Warning: There are many strategies for managing blogs so that they don’t overwhelm you, but you have to be vigilant in your practice of them. I think this workshop is an example of trying to take on too much in too little time. Perhaps another way to look at my failure to complete this entry is this: In the spirit of the blog, which is a living, always-in-process archive of one’s ideas and writings, I offer you my preliminary thoughts on blogging while teaching. Here are some examples (without my analysis) of how I see blogging while teaching working for me.

EXAMPLE ONE: Critical Reflection
Why did we stop asking questions?
This blog entry was originally published on this blog. I also assigned the essay that is discussed in this post for my feminist debates class and posted an excerpt from the entry on that blog, here. And I posted an excerpt of the entry on my graduate course blog, feminist/queer/troublemaking, here.

EXAMPLE TWO: Critical Essay
Does Troubling Virtue = Valuing Vice? And Other Questions About Vice and Virtue, part 1?

In this entry, I drew upon readings from my queering theory class and reflected on how they connected to my own thinking/research on troublemaking and ethics. Here is the note I wrote at the top of the entry:
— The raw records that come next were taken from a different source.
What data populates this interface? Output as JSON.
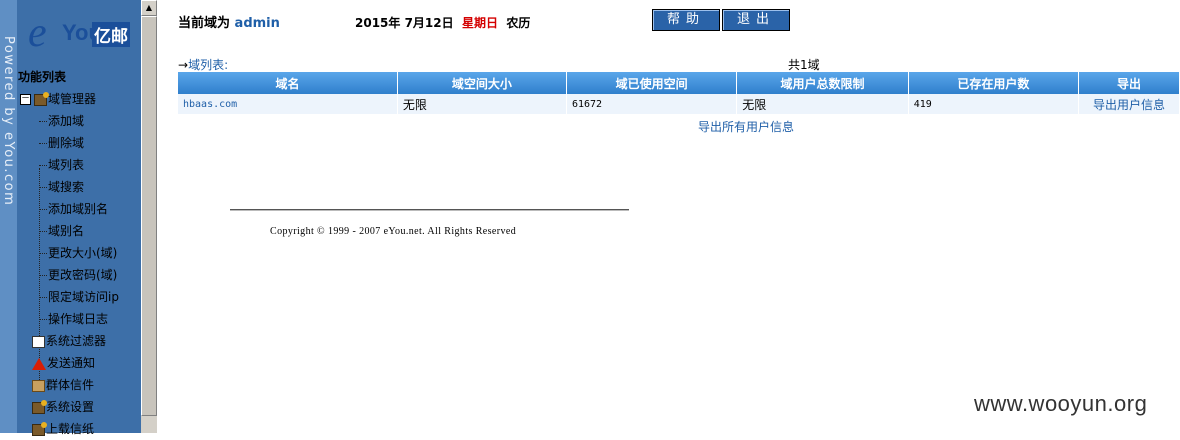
{
  "sidebar": {
    "powered_by": "Powered by eYou.com",
    "logo": {
      "e": "e",
      "you": "You",
      "yi": "亿邮"
    },
    "menu_title": "功能列表",
    "toggle": "－",
    "domain_manager": "域管理器",
    "domain_items": [
      "添加域",
      "删除域",
      "域列表",
      "域搜索",
      "添加域别名",
      "域别名",
      "更改大小(域)",
      "更改密码(域)",
      "限定域访问ip",
      "操作域日志"
    ],
    "top_items": [
      "系统过滤器",
      "发送通知",
      "群体信件",
      "系统设置",
      "上载信纸"
    ]
  },
  "header": {
    "current_domain_prefix": "当前域为",
    "user": "admin",
    "date": "2015年 7月12日",
    "weekday": "星期日",
    "calendar": "农历",
    "help": "帮助",
    "logout": "退出"
  },
  "domain_list": {
    "link_label": "域列表:",
    "arrow": "→",
    "count": "共1域",
    "columns": [
      "域名",
      "域空间大小",
      "域已使用空间",
      "域用户总数限制",
      "已存在用户数",
      "导出"
    ],
    "rows": [
      {
        "domain": "hbaas.com",
        "size": "无限",
        "used": "61672",
        "user_limit": "无限",
        "users": "419",
        "export": "导出用户信息"
      }
    ],
    "export_all": "导出所有用户信息"
  },
  "footer": {
    "copyright": "Copyright © 1999 - 2007 eYou.net. All Rights Reserved"
  },
  "watermark": "www.wooyun.org",
  "colors": {
    "sidebar_bg": "#3d6fa8",
    "header_accent": "#1f5fa8",
    "weekday": "#d40000",
    "table_header": "#3f8fd8",
    "table_row": "#edf4fc"
  }
}
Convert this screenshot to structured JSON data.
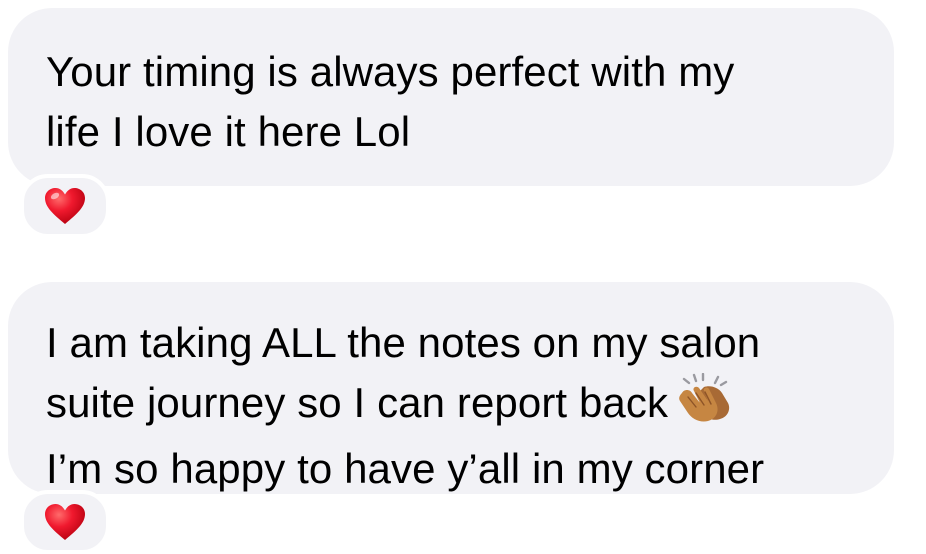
{
  "messages": [
    {
      "lines": [
        "Your timing is always perfect with my",
        "life I love it here Lol"
      ],
      "reaction": "heart-icon"
    },
    {
      "lines": [
        "I am taking ALL the notes on my salon",
        "suite journey so I can report back",
        "I’m so happy to have y’all in my corner"
      ],
      "inline_emoji": "clapping-hands-icon",
      "reaction": "heart-icon"
    }
  ],
  "colors": {
    "bubble_bg": "#f2f2f6",
    "text": "#000000",
    "heart": "#e8162b",
    "clap_skin": "#c68642"
  }
}
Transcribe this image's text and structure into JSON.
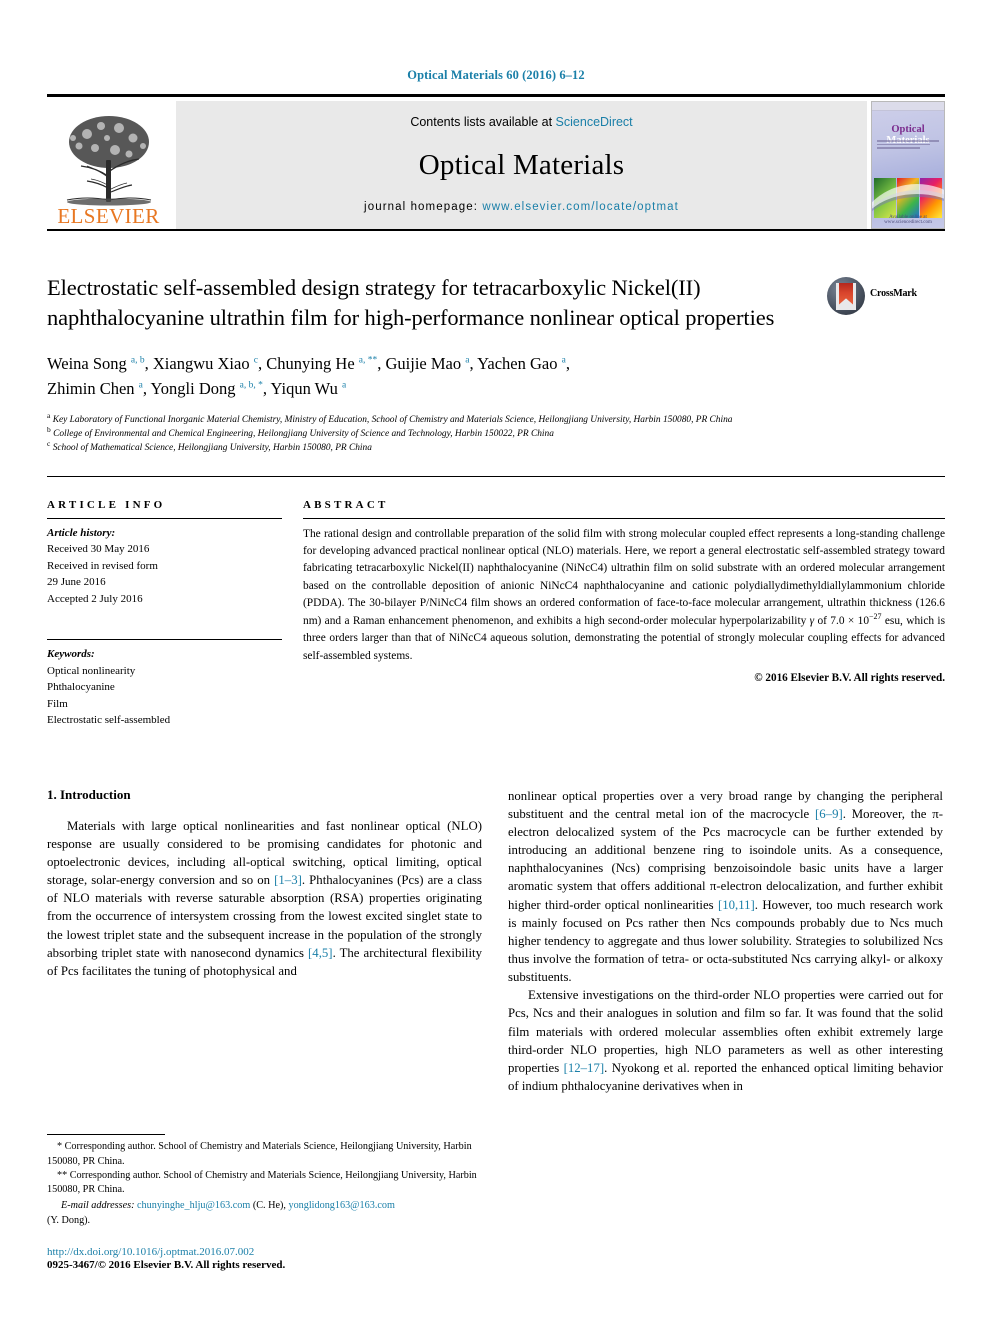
{
  "runningHead": "Optical Materials 60 (2016) 6–12",
  "masthead": {
    "contents_prefix": "Contents lists available at ",
    "contents_link": "ScienceDirect",
    "journal_name": "Optical Materials",
    "homepage_prefix": "journal homepage: ",
    "homepage_url": "www.elsevier.com/locate/optmat",
    "publisher": "ELSEVIER",
    "cover_title_a": "Optical",
    "cover_title_b": " Materials",
    "cover_footer": "Available online at www.sciencedirect.com"
  },
  "article": {
    "title": "Electrostatic self-assembled design strategy for tetracarboxylic Nickel(II) naphthalocyanine ultrathin film for high-performance nonlinear optical properties",
    "crossmark_label": "CrossMark",
    "authors_line1": [
      {
        "name": "Weina Song",
        "sup": "a, b",
        "sep": ", "
      },
      {
        "name": "Xiangwu Xiao",
        "sup": "c",
        "sep": ", "
      },
      {
        "name": "Chunying He",
        "sup": "a, **",
        "sep": ", "
      },
      {
        "name": "Guijie Mao",
        "sup": "a",
        "sep": ", "
      },
      {
        "name": "Yachen Gao",
        "sup": "a",
        "sep": ","
      }
    ],
    "authors_line2": [
      {
        "name": "Zhimin Chen",
        "sup": "a",
        "sep": ", "
      },
      {
        "name": "Yongli Dong",
        "sup": "a, b, *",
        "sep": ", "
      },
      {
        "name": "Yiqun Wu",
        "sup": "a",
        "sep": ""
      }
    ],
    "affiliations": [
      {
        "mark": "a",
        "text": "Key Laboratory of Functional Inorganic Material Chemistry, Ministry of Education, School of Chemistry and Materials Science, Heilongjiang University, Harbin 150080, PR China"
      },
      {
        "mark": "b",
        "text": "College of Environmental and Chemical Engineering, Heilongjiang University of Science and Technology, Harbin 150022, PR China"
      },
      {
        "mark": "c",
        "text": "School of Mathematical Science, Heilongjiang University, Harbin 150080, PR China"
      }
    ]
  },
  "info": {
    "heading": "ARTICLE INFO",
    "history_label": "Article history:",
    "history": [
      "Received 30 May 2016",
      "Received in revised form",
      "29 June 2016",
      "Accepted 2 July 2016"
    ],
    "keywords_label": "Keywords:",
    "keywords": [
      "Optical nonlinearity",
      "Phthalocyanine",
      "Film",
      "Electrostatic self-assembled"
    ]
  },
  "abstract": {
    "heading": "ABSTRACT",
    "text_part1": "The rational design and controllable preparation of the solid film with strong molecular coupled effect represents a long-standing challenge for developing advanced practical nonlinear optical (NLO) materials. Here, we report a general electrostatic self-assembled strategy toward fabricating tetracarboxylic Nickel(II) naphthalocyanine (NiNcC4) ultrathin film on solid substrate with an ordered molecular arrangement based on the controllable deposition of anionic NiNcC4 naphthalocyanine and cationic polydiallydimethyldiallylammonium chloride (PDDA). The 30-bilayer P/NiNcC4 film shows an ordered conformation of face-to-face molecular arrangement, ultrathin thickness (126.6 nm) and a Raman enhancement phenomenon, and exhibits a high second-order molecular hyperpolarizability ",
    "gamma": "γ",
    "text_part2": " of 7.0 × 10",
    "exponent": "−27",
    "text_part3": " esu, which is three orders larger than that of NiNcC4 aqueous solution, demonstrating the potential of strongly molecular coupling effects for advanced self-assembled systems.",
    "copyright": "© 2016 Elsevier B.V. All rights reserved."
  },
  "body": {
    "section_heading": "1. Introduction",
    "left_paragraph_a": "Materials with large optical nonlinearities and fast nonlinear optical (NLO) response are usually considered to be promising candidates for photonic and optoelectronic devices, including all-optical switching, optical limiting, optical storage, solar-energy conversion and so on ",
    "ref_1_3": "[1–3]",
    "left_paragraph_b": ". Phthalocyanines (Pcs) are a class of NLO materials with reverse saturable absorption (RSA) properties originating from the occurrence of intersystem crossing from the lowest excited singlet state to the lowest triplet state and the subsequent increase in the population of the strongly absorbing triplet state with nanosecond dynamics ",
    "ref_4_5": "[4,5]",
    "left_paragraph_c": ". The architectural flexibility of Pcs facilitates the tuning of photophysical and",
    "right_paragraph_a": "nonlinear optical properties over a very broad range by changing the peripheral substituent and the central metal ion of the macrocycle ",
    "ref_6_9": "[6–9]",
    "right_paragraph_b": ". Moreover, the π-electron delocalized system of the Pcs macrocycle can be further extended by introducing an additional benzene ring to isoindole units. As a consequence, naphthalocyanines (Ncs) comprising benzoisoindole basic units have a larger aromatic system that offers additional π-electron delocalization, and further exhibit higher third-order optical nonlinearities ",
    "ref_10_11": "[10,11]",
    "right_paragraph_c": ". However, too much research work is mainly focused on Pcs rather then Ncs compounds probably due to Ncs much higher tendency to aggregate and thus lower solubility. Strategies to solubilized Ncs thus involve the formation of tetra- or octa-substituted Ncs carrying alkyl- or alkoxy substituents.",
    "right_paragraph_d": "Extensive investigations on the third-order NLO properties were carried out for Pcs, Ncs and their analogues in solution and film so far. It was found that the solid film materials with ordered molecular assemblies often exhibit extremely large third-order NLO properties, high NLO parameters as well as other interesting properties ",
    "ref_12_17": "[12–17]",
    "right_paragraph_e": ". Nyokong et al. reported the enhanced optical limiting behavior of indium phthalocyanine derivatives when in"
  },
  "footnotes": {
    "corr1_mark": "*",
    "corr1": " Corresponding author. School of Chemistry and Materials Science, Heilongjiang University, Harbin 150080, PR China.",
    "corr2_mark": "**",
    "corr2": " Corresponding author. School of Chemistry and Materials Science, Heilongjiang University, Harbin 150080, PR China.",
    "email_label": "E-mail addresses:",
    "email1": "chunyinghe_hlju@163.com",
    "email1_owner": " (C. He), ",
    "email2": "yonglidong163@163.com",
    "email2_owner": "(Y. Dong).",
    "doi": "http://dx.doi.org/10.1016/j.optmat.2016.07.002",
    "issn": "0925-3467/© 2016 Elsevier B.V. All rights reserved."
  },
  "colors": {
    "link": "#1a7fa8",
    "elsevier_orange": "#E87722",
    "band_gray": "#e9e9e9"
  }
}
Note: Having just finished this entry after almost 4 days of deliberating over how to frame it and what to write, I feel compelled to comment on my blogging process. I am not sure if this entry makes sense, but it has been incredibly productive for me as I attempt to place my own thinking about virtue ethics and troublemaking in a larger context. Writing this entry has enabled me to clarify my thinking, generated a lot of new questions and sources, and has fueled my passion for troubling virtue ethics. Cool. This entry is one reason why I love blog writing.

EXAMPLE THREE: Applying theories/concepts
The Trouble with Alice
I wrote this entry over the summer, while I was in the midst of watching a lot of the Brady Bunch. It was inspired by readings we had done in my Contemporary Feminist Debates course in the spring of 2009. We are reading some of those same essays and discussing some of the same issues in Feminist Debates this week (2/23-2/25), so I decided to post an excerpt of it for the class here.

EXAMPLE FOUR: Critical Reflection
The troublemaker as a feminist killjoy (or an unhappy queer?)

I wrote this entry at the end of last semester. It was inspired by readings from my queering theory and connects to readings for my graduate class on troublemaking for this spring.

EXAMPLES FIVE and SIX: Archiving Research for/while Teaching
Troublemaking and Feminist and Queer Pedagogies: Some Sources
The Queer Child: Some Sources

EXAMPLE SEVEN: My colloquium presentation on Judith Butler and the virtue of troublemaking
My presentation
Is grief our only resource for how to stay in trouble?
In my fall presentation for the GWSS Feminist Studies Collloquium series, I presented on Judith Butler and troublemaking. I read “my presentation” and reflected on parts of “is grief…”.

All of these entries enable me to bring together my teaching and research interests in ways that benefit both my teaching (I often post excerpts of these entries on my course blogs in order to share my research/knowledge with students) and my research (these entries enable me to archive my reflecting on and processing of readings).